(Stored data entries)

▼

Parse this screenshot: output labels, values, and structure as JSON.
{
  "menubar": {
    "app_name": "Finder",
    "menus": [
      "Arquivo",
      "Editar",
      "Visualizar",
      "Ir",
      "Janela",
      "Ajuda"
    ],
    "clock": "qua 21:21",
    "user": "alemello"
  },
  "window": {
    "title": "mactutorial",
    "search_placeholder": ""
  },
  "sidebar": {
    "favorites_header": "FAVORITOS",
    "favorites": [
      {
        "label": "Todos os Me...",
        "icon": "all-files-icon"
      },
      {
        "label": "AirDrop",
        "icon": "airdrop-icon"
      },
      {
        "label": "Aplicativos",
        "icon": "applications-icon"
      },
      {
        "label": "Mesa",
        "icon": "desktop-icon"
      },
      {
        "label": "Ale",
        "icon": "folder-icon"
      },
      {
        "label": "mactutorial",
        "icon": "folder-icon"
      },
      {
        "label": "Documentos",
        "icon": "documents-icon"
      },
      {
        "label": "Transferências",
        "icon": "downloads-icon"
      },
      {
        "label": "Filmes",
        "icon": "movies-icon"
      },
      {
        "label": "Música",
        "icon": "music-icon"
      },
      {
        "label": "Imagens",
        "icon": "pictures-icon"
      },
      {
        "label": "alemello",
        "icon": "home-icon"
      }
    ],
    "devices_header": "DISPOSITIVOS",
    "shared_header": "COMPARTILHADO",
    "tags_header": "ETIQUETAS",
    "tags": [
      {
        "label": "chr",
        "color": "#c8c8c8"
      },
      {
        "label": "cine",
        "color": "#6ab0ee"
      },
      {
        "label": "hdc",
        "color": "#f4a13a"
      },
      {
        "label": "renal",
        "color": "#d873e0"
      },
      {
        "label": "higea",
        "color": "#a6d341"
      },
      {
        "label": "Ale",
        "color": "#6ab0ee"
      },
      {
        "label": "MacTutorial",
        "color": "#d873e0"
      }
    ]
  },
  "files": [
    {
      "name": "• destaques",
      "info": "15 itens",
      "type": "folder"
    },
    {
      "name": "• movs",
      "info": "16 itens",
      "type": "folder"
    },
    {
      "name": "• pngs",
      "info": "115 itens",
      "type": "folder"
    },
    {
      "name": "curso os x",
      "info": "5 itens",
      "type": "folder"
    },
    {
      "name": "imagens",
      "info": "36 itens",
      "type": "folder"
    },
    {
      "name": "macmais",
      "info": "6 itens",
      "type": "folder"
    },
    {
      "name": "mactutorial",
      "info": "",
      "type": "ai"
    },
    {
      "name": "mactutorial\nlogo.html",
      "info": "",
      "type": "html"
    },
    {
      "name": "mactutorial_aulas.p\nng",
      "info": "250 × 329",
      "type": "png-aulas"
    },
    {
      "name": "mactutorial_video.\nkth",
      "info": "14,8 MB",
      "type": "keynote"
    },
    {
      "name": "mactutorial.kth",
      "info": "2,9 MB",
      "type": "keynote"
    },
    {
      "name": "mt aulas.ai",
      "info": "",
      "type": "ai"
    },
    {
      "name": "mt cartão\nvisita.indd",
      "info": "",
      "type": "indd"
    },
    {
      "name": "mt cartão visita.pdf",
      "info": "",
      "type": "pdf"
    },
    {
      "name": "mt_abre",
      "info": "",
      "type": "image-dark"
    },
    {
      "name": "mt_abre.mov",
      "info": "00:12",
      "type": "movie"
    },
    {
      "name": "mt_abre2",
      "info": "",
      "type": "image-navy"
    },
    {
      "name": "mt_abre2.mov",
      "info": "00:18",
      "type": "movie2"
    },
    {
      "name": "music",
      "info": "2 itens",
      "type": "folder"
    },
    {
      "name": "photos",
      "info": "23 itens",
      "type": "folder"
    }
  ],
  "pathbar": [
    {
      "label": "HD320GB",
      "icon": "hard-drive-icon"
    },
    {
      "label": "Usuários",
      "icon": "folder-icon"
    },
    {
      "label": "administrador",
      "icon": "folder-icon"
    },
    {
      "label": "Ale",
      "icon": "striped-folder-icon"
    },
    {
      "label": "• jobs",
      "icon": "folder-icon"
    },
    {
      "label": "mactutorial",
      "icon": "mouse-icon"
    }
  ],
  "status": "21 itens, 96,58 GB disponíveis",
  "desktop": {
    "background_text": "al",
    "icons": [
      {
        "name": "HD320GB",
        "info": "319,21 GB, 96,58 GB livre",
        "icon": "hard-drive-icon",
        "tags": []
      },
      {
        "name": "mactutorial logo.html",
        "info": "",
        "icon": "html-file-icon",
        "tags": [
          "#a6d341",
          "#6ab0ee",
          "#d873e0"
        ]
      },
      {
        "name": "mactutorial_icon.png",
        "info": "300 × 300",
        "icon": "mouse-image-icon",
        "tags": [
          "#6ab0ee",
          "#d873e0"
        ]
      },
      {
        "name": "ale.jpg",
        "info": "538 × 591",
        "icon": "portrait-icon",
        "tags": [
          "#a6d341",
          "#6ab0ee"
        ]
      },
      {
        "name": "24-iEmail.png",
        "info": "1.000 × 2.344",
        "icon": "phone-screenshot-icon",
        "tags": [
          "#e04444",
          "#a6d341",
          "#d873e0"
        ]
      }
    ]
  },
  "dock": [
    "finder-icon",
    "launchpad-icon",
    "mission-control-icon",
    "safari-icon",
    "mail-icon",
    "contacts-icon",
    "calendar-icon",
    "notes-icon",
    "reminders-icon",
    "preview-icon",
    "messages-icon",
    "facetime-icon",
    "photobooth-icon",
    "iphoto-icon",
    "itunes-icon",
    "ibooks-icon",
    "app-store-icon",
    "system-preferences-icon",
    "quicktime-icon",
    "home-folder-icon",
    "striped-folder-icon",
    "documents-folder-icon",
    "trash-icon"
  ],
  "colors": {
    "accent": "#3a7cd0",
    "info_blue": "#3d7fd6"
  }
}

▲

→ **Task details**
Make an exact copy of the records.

→ **Response box**
Parse this screenshot: output labels, values, and structure as JSON.
{
  "menubar": {
    "app_name": "Finder",
    "menus": [
      "Arquivo",
      "Editar",
      "Visualizar",
      "Ir",
      "Janela",
      "Ajuda"
    ],
    "clock": "qua 21:21",
    "user": "alemello"
  },
  "window": {
    "title": "mactutorial",
    "search_placeholder": ""
  },
  "sidebar": {
    "favorites_header": "FAVORITOS",
    "favorites": [
      {
        "label": "Todos os Me...",
        "icon": "all-files-icon"
      },
      {
        "label": "AirDrop",
        "icon": "airdrop-icon"
      },
      {
        "label": "Aplicativos",
        "icon": "applications-icon"
      },
      {
        "label": "Mesa",
        "icon": "desktop-icon"
      },
      {
        "label": "Ale",
        "icon": "folder-icon"
      },
      {
        "label": "mactutorial",
        "icon": "folder-icon"
      },
      {
        "label": "Documentos",
        "icon": "documents-icon"
      },
      {
        "label": "Transferências",
        "icon": "downloads-icon"
      },
      {
        "label": "Filmes",
        "icon": "movies-icon"
      },
      {
        "label": "Música",
        "icon": "music-icon"
      },
      {
        "label": "Imagens",
        "icon": "pictures-icon"
      },
      {
        "label": "alemello",
        "icon": "home-icon"
      }
    ],
    "devices_header": "DISPOSITIVOS",
    "shared_header": "COMPARTILHADO",
    "tags_header": "ETIQUETAS",
    "tags": [
      {
        "label": "chr",
        "color": "#c8c8c8"
      },
      {
        "label": "cine",
        "color": "#6ab0ee"
      },
      {
        "label": "hdc",
        "color": "#f4a13a"
      },
      {
        "label": "renal",
        "color": "#d873e0"
      },
      {
        "label": "higea",
        "color": "#a6d341"
      },
      {
        "label": "Ale",
        "color": "#6ab0ee"
      },
      {
        "label": "MacTutorial",
        "color": "#d873e0"
      }
    ]
  },
  "files": [
    {
      "name": "• destaques",
      "info": "15 itens",
      "type": "folder"
    },
    {
      "name": "• movs",
      "info": "16 itens",
      "type": "folder"
    },
    {
      "name": "• pngs",
      "info": "115 itens",
      "type": "folder"
    },
    {
      "name": "curso os x",
      "info": "5 itens",
      "type": "folder"
    },
    {
      "name": "imagens",
      "info": "36 itens",
      "type": "folder"
    },
    {
      "name": "macmais",
      "info": "6 itens",
      "type": "folder"
    },
    {
      "name": "mactutorial",
      "info": "",
      "type": "ai"
    },
    {
      "name": "mactutorial\nlogo.html",
      "info": "",
      "type": "html"
    },
    {
      "name": "mactutorial_aulas.p\nng",
      "info": "250 × 329",
      "type": "png-aulas"
    },
    {
      "name": "mactutorial_video.\nkth",
      "info": "14,8 MB",
      "type": "keynote"
    },
    {
      "name": "mactutorial.kth",
      "info": "2,9 MB",
      "type": "keynote"
    },
    {
      "name": "mt aulas.ai",
      "info": "",
      "type": "ai"
    },
    {
      "name": "mt cartão\nvisita.indd",
      "info": "",
      "type": "indd"
    },
    {
      "name": "mt cartão visita.pdf",
      "info": "",
      "type": "pdf"
    },
    {
      "name": "mt_abre",
      "info": "",
      "type": "image-dark"
    },
    {
      "name": "mt_abre.mov",
      "info": "00:12",
      "type": "movie"
    },
    {
      "name": "mt_abre2",
      "info": "",
      "type": "image-navy"
    },
    {
      "name": "mt_abre2.mov",
      "info": "00:18",
      "type": "movie2"
    },
    {
      "name": "music",
      "info": "2 itens",
      "type": "folder"
    },
    {
      "name": "photos",
      "info": "23 itens",
      "type": "folder"
    }
  ],
  "pathbar": [
    {
      "label": "HD320GB",
      "icon": "hard-drive-icon"
    },
    {
      "label": "Usuários",
      "icon": "folder-icon"
    },
    {
      "label": "administrador",
      "icon": "folder-icon"
    },
    {
      "label": "Ale",
      "icon": "striped-folder-icon"
    },
    {
      "label": "• jobs",
      "icon": "folder-icon"
    },
    {
      "label": "mactutorial",
      "icon": "mouse-icon"
    }
  ],
  "status": "21 itens, 96,58 GB disponíveis",
  "desktop": {
    "background_text": "al",
    "icons": [
      {
        "name": "HD320GB",
        "info": "319,21 GB, 96,58 GB livre",
        "icon": "hard-drive-icon",
        "tags": []
      },
      {
        "name": "mactutorial logo.html",
        "info": "",
        "icon": "html-file-icon",
        "tags": [
          "#a6d341",
          "#6ab0ee",
          "#d873e0"
        ]
      },
      {
        "name": "mactutorial_icon.png",
        "info": "300 × 300",
        "icon": "mouse-image-icon",
        "tags": [
          "#6ab0ee",
          "#d873e0"
        ]
      },
      {
        "name": "ale.jpg",
        "info": "538 × 591",
        "icon": "portrait-icon",
        "tags": [
          "#a6d341",
          "#6ab0ee"
        ]
      },
      {
        "name": "24-iEmail.png",
        "info": "1.000 × 2.344",
        "icon": "phone-screenshot-icon",
        "tags": [
          "#e04444",
          "#a6d341",
          "#d873e0"
        ]
      }
    ]
  },
  "dock": [
    "finder-icon",
    "launchpad-icon",
    "mission-control-icon",
    "safari-icon",
    "mail-icon",
    "contacts-icon",
    "calendar-icon",
    "notes-icon",
    "reminders-icon",
    "preview-icon",
    "messages-icon",
    "facetime-icon",
    "photobooth-icon",
    "iphoto-icon",
    "itunes-icon",
    "ibooks-icon",
    "app-store-icon",
    "system-preferences-icon",
    "quicktime-icon",
    "home-folder-icon",
    "striped-folder-icon",
    "documents-folder-icon",
    "trash-icon"
  ],
  "colors": {
    "accent": "#3a7cd0",
    "info_blue": "#3d7fd6"
  }
}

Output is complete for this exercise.